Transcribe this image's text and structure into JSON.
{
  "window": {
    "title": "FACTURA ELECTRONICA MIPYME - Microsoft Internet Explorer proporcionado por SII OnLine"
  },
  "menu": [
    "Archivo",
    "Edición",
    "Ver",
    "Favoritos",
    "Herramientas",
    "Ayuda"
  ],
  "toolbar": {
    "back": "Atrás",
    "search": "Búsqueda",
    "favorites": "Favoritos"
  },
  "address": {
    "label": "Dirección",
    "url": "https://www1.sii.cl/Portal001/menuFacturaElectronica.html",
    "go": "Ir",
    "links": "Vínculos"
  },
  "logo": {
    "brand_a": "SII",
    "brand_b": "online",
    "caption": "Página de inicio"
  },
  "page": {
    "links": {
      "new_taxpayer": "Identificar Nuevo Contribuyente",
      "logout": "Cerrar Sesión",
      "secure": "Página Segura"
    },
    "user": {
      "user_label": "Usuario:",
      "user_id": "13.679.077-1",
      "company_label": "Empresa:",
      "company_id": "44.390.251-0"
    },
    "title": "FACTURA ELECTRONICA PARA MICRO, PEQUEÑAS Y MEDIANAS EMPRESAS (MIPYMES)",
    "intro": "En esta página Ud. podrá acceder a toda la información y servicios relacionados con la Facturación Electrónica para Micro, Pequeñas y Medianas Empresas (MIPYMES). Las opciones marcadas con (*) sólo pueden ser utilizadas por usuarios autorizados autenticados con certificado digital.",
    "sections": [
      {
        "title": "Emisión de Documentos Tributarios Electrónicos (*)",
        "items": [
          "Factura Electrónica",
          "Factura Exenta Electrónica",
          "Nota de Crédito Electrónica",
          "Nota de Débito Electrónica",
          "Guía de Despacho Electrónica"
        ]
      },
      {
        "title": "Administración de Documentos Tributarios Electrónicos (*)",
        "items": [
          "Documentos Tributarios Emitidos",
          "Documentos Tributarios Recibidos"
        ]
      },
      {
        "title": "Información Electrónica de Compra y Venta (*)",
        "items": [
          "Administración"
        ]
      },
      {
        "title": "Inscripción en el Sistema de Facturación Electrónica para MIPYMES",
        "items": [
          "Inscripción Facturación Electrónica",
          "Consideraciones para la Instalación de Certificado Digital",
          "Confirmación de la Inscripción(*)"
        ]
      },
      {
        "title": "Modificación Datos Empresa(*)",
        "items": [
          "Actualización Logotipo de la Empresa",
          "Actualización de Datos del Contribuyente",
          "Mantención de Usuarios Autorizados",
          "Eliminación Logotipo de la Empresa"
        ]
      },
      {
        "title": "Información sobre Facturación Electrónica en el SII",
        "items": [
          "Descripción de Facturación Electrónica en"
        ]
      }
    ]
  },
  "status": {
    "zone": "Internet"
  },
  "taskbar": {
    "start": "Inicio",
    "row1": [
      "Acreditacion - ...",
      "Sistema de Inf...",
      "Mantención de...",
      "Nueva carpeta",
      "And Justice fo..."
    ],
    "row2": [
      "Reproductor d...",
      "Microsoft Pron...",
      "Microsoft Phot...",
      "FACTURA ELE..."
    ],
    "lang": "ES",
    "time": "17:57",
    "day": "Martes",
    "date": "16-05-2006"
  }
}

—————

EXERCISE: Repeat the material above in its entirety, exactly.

RESPONSE BOX:
Transcribe this image's text and structure into JSON.
{
  "window": {
    "title": "FACTURA ELECTRONICA MIPYME - Microsoft Internet Explorer proporcionado por SII OnLine"
  },
  "menu": [
    "Archivo",
    "Edición",
    "Ver",
    "Favoritos",
    "Herramientas",
    "Ayuda"
  ],
  "toolbar": {
    "back": "Atrás",
    "search": "Búsqueda",
    "favorites": "Favoritos"
  },
  "address": {
    "label": "Dirección",
    "url": "https://www1.sii.cl/Portal001/menuFacturaElectronica.html",
    "go": "Ir",
    "links": "Vínculos"
  },
  "logo": {
    "brand_a": "SII",
    "brand_b": "online",
    "caption": "Página de inicio"
  },
  "page": {
    "links": {
      "new_taxpayer": "Identificar Nuevo Contribuyente",
      "logout": "Cerrar Sesión",
      "secure": "Página Segura"
    },
    "user": {
      "user_label": "Usuario:",
      "user_id": "13.679.077-1",
      "company_label": "Empresa:",
      "company_id": "44.390.251-0"
    },
    "title": "FACTURA ELECTRONICA PARA MICRO, PEQUEÑAS Y MEDIANAS EMPRESAS (MIPYMES)",
    "intro": "En esta página Ud. podrá acceder a toda la información y servicios relacionados con la Facturación Electrónica para Micro, Pequeñas y Medianas Empresas (MIPYMES). Las opciones marcadas con (*) sólo pueden ser utilizadas por usuarios autorizados autenticados con certificado digital.",
    "sections": [
      {
        "title": "Emisión de Documentos Tributarios Electrónicos (*)",
        "items": [
          "Factura Electrónica",
          "Factura Exenta Electrónica",
          "Nota de Crédito Electrónica",
          "Nota de Débito Electrónica",
          "Guía de Despacho Electrónica"
        ]
      },
      {
        "title": "Administración de Documentos Tributarios Electrónicos (*)",
        "items": [
          "Documentos Tributarios Emitidos",
          "Documentos Tributarios Recibidos"
        ]
      },
      {
        "title": "Información Electrónica de Compra y Venta (*)",
        "items": [
          "Administración"
        ]
      },
      {
        "title": "Inscripción en el Sistema de Facturación Electrónica para MIPYMES",
        "items": [
          "Inscripción Facturación Electrónica",
          "Consideraciones para la Instalación de Certificado Digital",
          "Confirmación de la Inscripción(*)"
        ]
      },
      {
        "title": "Modificación Datos Empresa(*)",
        "items": [
          "Actualización Logotipo de la Empresa",
          "Actualización de Datos del Contribuyente",
          "Mantención de Usuarios Autorizados",
          "Eliminación Logotipo de la Empresa"
        ]
      },
      {
        "title": "Información sobre Facturación Electrónica en el SII",
        "items": [
          "Descripción de Facturación Electrónica en"
        ]
      }
    ]
  },
  "status": {
    "zone": "Internet"
  },
  "taskbar": {
    "start": "Inicio",
    "row1": [
      "Acreditacion - ...",
      "Sistema de Inf...",
      "Mantención de...",
      "Nueva carpeta",
      "And Justice fo..."
    ],
    "row2": [
      "Reproductor d...",
      "Microsoft Pron...",
      "Microsoft Phot...",
      "FACTURA ELE..."
    ],
    "lang": "ES",
    "time": "17:57",
    "day": "Martes",
    "date": "16-05-2006"
  }
}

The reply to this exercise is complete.